Is Kim Jong Il seeking a showdown with the U.S. president who told the world he personally "loathes" the North Korean ruler?
Does Kim intend to force Bush into a humiliating retreat from the vaunted Bush Doctrine of "pre-emptive strike," as Khrushchev was forced to publicly retreat in the Cuban missile crisis?
What other explanation is there for Kim's brinkmanship?
In recent weeks, North Korea removed UN cameras and broke the seals on its nuclear reactor, ordered UN inspectors out of the country, and renounced the nuclear Non-Proliferation Treaty. Now, satellite photos reveal that North Korean trucks may be transferring spent fuel rods from the Yongbyon reactor to a nearby reprocessing plant. There, the plutonium can be extracted for nuclear weapons.
Within "weeks and months," says Dr. Mohamed ElBaradei of the International Atomic Energy Agency, North Korea may be producing atom bombs. Nor has Kim tried to hide what he is up to.

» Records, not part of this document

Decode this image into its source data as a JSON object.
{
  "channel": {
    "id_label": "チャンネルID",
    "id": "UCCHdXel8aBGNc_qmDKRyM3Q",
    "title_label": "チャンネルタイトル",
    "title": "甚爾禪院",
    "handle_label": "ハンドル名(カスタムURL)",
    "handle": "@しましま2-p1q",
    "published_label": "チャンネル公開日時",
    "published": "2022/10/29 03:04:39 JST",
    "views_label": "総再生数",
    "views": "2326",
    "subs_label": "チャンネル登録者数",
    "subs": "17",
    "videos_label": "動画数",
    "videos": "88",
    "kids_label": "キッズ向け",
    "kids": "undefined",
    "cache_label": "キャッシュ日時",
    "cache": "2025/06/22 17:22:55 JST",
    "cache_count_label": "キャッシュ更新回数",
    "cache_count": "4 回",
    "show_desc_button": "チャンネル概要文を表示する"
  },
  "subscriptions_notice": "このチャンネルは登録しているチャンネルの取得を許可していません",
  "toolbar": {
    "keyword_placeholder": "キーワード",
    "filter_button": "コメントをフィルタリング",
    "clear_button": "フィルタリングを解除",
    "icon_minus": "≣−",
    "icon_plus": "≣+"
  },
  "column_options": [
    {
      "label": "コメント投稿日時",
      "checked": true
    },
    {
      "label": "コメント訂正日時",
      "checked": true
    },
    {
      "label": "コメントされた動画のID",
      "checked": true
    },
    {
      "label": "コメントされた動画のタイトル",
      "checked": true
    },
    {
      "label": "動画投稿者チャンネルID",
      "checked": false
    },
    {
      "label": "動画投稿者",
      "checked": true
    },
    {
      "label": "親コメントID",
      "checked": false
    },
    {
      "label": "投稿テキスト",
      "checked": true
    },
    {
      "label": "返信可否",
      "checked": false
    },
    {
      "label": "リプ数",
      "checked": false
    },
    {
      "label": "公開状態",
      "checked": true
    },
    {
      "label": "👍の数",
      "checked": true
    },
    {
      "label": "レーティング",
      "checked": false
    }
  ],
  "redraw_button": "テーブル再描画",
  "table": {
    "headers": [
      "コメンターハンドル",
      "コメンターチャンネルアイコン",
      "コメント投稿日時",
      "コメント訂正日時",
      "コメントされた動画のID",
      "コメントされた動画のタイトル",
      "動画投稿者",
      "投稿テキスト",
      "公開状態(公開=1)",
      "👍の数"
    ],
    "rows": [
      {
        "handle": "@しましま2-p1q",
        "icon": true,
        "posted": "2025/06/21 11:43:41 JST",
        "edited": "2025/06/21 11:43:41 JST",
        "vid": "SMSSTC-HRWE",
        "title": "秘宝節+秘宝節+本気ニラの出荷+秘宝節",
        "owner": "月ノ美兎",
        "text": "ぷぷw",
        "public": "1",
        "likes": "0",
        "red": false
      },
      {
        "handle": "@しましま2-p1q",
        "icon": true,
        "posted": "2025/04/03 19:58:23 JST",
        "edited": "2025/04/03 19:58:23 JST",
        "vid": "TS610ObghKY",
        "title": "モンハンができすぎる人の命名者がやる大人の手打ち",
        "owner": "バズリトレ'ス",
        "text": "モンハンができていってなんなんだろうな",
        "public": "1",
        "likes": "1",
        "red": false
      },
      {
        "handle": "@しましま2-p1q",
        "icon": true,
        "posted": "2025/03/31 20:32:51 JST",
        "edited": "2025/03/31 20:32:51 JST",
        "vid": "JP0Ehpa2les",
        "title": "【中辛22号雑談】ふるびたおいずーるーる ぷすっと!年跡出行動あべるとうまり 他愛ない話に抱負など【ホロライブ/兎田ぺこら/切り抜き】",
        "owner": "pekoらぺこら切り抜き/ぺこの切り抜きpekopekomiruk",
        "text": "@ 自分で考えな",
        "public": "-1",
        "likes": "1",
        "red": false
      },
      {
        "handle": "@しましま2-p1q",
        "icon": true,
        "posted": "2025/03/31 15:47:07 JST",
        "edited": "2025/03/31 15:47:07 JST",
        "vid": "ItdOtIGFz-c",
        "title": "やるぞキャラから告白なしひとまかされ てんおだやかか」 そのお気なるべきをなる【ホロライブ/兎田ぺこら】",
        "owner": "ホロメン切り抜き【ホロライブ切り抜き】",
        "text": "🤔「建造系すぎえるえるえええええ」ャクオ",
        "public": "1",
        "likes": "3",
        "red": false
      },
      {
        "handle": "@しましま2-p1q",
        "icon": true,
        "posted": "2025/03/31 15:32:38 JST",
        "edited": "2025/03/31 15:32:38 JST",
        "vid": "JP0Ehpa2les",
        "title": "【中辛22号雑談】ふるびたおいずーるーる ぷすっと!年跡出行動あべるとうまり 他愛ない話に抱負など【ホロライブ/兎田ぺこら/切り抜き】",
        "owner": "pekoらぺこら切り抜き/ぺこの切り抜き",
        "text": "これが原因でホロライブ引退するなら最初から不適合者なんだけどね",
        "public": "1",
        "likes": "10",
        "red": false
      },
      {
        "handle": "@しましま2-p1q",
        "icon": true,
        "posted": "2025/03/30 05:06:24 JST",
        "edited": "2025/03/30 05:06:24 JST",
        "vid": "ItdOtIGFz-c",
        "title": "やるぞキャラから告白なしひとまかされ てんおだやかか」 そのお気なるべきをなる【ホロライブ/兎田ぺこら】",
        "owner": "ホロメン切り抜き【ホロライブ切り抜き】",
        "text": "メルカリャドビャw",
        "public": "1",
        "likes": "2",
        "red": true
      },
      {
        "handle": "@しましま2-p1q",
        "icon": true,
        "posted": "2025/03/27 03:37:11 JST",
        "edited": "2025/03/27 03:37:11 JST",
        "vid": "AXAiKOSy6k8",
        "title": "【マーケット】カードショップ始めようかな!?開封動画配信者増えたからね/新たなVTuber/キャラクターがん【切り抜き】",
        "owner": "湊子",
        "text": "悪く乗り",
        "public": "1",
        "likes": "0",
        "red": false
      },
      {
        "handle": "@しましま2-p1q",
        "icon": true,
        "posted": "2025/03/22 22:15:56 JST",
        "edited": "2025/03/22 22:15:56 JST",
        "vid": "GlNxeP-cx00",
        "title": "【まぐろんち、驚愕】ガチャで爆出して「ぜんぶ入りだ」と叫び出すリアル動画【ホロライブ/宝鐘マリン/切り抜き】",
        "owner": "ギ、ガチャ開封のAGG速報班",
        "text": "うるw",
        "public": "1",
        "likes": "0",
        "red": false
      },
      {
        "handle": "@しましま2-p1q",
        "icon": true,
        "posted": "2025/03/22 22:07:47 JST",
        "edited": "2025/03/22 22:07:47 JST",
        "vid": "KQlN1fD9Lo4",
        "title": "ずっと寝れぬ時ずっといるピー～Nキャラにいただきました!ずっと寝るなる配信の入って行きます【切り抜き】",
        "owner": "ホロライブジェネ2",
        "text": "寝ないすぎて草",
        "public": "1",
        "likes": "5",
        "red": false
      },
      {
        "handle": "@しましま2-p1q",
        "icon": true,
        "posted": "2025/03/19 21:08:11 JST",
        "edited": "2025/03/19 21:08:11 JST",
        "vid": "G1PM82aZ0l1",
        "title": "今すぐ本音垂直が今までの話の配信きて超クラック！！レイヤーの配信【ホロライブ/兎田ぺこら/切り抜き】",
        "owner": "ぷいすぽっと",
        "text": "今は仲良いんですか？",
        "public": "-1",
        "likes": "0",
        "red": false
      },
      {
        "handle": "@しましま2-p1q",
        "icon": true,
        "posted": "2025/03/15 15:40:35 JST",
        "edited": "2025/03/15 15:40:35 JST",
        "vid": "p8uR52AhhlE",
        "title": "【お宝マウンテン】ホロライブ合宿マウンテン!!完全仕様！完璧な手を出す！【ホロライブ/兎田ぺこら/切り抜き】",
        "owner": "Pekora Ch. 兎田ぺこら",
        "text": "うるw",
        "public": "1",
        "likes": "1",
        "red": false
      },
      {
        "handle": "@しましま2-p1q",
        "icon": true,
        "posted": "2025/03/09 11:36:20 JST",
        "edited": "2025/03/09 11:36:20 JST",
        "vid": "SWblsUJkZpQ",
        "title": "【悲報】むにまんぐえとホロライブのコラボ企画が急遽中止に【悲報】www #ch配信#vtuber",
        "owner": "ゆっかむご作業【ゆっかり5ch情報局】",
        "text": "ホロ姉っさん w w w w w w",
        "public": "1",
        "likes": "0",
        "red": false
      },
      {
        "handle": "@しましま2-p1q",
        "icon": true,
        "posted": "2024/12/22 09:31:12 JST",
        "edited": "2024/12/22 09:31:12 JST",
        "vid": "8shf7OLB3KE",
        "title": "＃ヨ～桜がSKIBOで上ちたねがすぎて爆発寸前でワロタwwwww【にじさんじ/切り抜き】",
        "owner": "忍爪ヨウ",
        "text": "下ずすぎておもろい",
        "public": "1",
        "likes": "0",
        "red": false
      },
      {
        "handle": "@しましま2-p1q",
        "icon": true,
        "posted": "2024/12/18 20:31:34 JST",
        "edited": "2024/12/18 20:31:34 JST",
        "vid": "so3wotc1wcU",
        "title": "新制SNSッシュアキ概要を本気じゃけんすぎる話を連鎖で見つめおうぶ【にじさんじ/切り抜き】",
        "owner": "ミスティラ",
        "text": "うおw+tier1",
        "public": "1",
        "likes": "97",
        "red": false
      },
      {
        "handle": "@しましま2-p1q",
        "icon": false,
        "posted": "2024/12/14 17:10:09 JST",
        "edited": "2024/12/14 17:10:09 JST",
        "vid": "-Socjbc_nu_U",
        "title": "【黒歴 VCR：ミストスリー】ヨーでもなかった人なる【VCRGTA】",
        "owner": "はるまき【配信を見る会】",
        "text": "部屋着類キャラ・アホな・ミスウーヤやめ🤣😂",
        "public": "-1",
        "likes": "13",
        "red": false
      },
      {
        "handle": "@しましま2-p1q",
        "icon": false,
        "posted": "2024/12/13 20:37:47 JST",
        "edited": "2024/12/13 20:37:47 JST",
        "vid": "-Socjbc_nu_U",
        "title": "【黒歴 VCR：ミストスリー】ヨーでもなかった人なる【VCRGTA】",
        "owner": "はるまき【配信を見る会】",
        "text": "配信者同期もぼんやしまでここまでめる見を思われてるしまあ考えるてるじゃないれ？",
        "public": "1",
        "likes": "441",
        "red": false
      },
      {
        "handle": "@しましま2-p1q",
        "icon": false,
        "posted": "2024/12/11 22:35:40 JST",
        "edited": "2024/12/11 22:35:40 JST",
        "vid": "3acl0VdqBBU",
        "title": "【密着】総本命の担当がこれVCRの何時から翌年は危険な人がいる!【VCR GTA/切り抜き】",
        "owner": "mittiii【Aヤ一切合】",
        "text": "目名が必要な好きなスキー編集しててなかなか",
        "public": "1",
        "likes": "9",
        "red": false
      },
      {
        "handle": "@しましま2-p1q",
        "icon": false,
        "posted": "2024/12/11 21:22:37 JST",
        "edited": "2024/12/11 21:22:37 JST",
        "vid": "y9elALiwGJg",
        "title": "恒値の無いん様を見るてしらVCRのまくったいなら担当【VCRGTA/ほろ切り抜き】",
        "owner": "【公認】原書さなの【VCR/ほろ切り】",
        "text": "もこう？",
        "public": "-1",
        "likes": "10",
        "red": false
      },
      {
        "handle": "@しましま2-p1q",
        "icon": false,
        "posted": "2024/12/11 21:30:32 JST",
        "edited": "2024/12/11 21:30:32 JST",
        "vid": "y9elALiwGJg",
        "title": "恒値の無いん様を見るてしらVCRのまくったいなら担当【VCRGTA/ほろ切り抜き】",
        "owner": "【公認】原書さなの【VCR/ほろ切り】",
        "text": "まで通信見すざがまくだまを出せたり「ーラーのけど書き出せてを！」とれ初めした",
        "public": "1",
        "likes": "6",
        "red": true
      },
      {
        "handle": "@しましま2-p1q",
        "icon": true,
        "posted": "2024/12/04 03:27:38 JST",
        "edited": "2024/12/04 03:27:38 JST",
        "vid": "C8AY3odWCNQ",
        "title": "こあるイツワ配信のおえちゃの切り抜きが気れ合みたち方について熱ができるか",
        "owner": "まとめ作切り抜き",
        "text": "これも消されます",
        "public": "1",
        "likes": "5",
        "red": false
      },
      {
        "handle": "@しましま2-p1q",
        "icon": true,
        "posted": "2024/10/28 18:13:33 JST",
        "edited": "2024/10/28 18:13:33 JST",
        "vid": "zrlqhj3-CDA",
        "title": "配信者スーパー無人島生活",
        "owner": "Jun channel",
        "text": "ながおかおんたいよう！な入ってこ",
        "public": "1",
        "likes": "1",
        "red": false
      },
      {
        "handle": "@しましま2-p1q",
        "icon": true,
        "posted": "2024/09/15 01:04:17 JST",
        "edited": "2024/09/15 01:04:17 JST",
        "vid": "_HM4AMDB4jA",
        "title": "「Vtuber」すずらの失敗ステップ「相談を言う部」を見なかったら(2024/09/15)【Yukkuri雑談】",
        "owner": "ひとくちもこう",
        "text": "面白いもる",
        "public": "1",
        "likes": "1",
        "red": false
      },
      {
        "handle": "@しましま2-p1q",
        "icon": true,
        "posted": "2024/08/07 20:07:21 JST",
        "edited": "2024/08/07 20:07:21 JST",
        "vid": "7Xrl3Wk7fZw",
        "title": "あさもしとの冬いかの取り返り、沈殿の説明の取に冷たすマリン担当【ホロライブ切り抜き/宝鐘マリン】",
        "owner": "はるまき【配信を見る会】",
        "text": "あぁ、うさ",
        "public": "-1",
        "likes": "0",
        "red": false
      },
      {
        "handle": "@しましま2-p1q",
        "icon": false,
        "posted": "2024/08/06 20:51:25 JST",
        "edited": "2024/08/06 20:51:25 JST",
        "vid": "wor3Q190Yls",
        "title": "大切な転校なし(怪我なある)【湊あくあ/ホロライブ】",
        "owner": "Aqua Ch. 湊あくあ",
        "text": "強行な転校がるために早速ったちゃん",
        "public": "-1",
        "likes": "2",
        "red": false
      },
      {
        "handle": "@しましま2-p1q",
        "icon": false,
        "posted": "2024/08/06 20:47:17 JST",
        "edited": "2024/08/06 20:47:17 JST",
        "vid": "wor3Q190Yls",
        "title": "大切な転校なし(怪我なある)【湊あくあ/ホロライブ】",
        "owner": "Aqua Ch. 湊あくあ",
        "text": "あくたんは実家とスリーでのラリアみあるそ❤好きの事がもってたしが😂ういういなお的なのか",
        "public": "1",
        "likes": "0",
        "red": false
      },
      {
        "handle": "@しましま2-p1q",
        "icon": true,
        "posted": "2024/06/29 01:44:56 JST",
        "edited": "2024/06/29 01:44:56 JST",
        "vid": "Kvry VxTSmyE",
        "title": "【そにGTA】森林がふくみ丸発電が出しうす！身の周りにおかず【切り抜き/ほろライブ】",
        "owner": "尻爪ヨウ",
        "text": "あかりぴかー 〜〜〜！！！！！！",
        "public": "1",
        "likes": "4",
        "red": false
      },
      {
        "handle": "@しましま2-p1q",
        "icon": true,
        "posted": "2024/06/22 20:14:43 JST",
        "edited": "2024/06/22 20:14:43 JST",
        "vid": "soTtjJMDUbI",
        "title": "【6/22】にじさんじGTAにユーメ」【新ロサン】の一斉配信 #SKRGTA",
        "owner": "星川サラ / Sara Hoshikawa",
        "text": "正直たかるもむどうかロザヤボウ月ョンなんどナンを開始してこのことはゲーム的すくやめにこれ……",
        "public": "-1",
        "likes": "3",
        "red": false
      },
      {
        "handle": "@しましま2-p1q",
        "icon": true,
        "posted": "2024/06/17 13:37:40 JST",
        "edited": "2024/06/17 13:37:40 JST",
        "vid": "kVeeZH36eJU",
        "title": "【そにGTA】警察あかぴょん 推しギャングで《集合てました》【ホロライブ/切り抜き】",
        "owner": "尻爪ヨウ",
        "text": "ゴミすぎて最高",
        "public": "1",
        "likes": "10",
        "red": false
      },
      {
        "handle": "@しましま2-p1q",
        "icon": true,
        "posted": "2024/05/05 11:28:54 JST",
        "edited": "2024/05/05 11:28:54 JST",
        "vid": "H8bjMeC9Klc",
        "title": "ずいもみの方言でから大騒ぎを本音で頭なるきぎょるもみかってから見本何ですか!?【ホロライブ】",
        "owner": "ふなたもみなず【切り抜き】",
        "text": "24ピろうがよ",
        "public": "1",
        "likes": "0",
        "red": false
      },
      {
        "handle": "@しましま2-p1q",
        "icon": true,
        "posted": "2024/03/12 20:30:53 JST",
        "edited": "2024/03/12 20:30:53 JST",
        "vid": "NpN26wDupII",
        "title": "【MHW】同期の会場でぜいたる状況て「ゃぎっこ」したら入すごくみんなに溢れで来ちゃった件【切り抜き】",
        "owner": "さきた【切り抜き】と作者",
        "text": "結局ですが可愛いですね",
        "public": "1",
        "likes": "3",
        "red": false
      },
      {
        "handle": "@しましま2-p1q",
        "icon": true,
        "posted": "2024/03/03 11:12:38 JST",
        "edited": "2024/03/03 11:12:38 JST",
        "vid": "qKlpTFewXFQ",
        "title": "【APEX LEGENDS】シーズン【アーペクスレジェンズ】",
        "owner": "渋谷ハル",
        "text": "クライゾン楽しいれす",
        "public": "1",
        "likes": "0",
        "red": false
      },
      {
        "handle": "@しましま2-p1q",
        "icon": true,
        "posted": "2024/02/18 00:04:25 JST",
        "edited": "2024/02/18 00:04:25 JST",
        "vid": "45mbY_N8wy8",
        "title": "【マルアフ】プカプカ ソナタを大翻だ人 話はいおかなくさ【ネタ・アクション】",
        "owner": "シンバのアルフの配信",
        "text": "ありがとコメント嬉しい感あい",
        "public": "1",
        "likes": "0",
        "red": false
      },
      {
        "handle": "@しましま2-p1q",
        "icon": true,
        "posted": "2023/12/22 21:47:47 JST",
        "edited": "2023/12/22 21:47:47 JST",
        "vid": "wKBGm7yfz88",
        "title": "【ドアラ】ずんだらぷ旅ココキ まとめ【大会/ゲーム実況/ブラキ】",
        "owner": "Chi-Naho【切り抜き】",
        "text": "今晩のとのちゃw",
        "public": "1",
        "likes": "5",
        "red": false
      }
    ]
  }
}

He has thrown up an in-your-face challenge to the president who, in last year's State of the Union, declared to the world, "The United States ... will not permit the world's most dangerous regimes to threaten us with the world's most destructive weapons."
Remarkable. Iraq denies it has weapons of mass destruction. UN inspectors cannot find any. Yet, Iraq faces invasion. But North Korea brazenly fires up a plant to produce fuel for atom bombs, as President Bush offers repeated assurances he has no plans to attack.
This cannot continue. For if North Korea has decided to build a nuclear arsenal, not only is the Bush Doctrine dead on the Korean peninsula, the balance of power in Asia is imperiled. For if America does nothing, while Pyongyang goes nuclear -- despite the president's vow he would not permit it -- U.S. credibility, on which all our Asian alliances hinge, will be gravely eroded.
George Bush's America will have been faced down by a tyrant.
As of today, no one knows whether North Korea has perfected an atom bomb it can deliver on target. Kim has never conducted a test. But if North Korea turns out enough fissile material for half a dozen bombs, and Bush does nothing, the option of a U.S. pre-emptive strike vanishes. Put bluntly: If that Yongbyon reprocessing plant is not shut down by Kim, or destroyed by U.S. air power by April, U.S. credibility will be shredded in Asia.
But what is Kim after? Does he want war with America?
This seems improbable. Though North Korea -- with its 11,000 artillery tubes on the DMZ, its hundreds of missiles and a handful of atomic bombs -- could kills scores of thousands of Koreans, Japanese and Americans, Kim cannot win a second Korean War. Yet, such a war would bring the destruction of his country and the end of his regime.
The more likely answer is that Kim seeks several goals, all of them attainable. The first is security from attack. The second is to force Bush to accord North Korea recognition and respect. The third is a renewal of fuel and aid to keep North Korea alive.
Kim is not a madman. He has seen how, when Red China went nuclear, U.S. threats ceased, Nixon came to pay his respects and Beijing was handed China's seat in the UN, while Taiwan was expelled. America then abrogated its defense treaty with Taipei and shifted its embassy to Beijing. U.S. investment poured into China, and America escorted Beijing into the World Trade Organization and now permits China to run a trade surplus at our expense of $100 billion a year.
Even George Bush kowtows. When a Chinese MIG crashed into a U.S. surveillance plane in international airspace, Bush and Secretary Colin Powell repeatedly expressed sorrow for the death of the crazed Chinese pilot, and paid to have our plane crated up and shipped home. Kim wants the kind of deal the Chinese got.
Now, with the world watching, he is demanding that the Americans negotiate directly with him, as he moves closer to producing weapons-grade plutonium.
President Bush has very few options. He can bomb the Yongbyon reprocessing plant and risk war. He can seek UN sanctions, which Kim says would be a declaration of war. He can refuse to negotiate, as Kim defies his ultimatums and acquires enough fissile material for a dozen bombs.
The president and Powell have apparently decided that the way to win this showdown is to smash Iraq to show Kim what happens to regimes that defy the United States. But even before Baghdad is occupied, Kim may have enough plutonium for half a dozen atom bombs. What do we do if he then says, "OK, come and get 'em."
By the way, who was it that put all that bellicose Axis-of-Evil rhetoric in the president's speeches in the first place?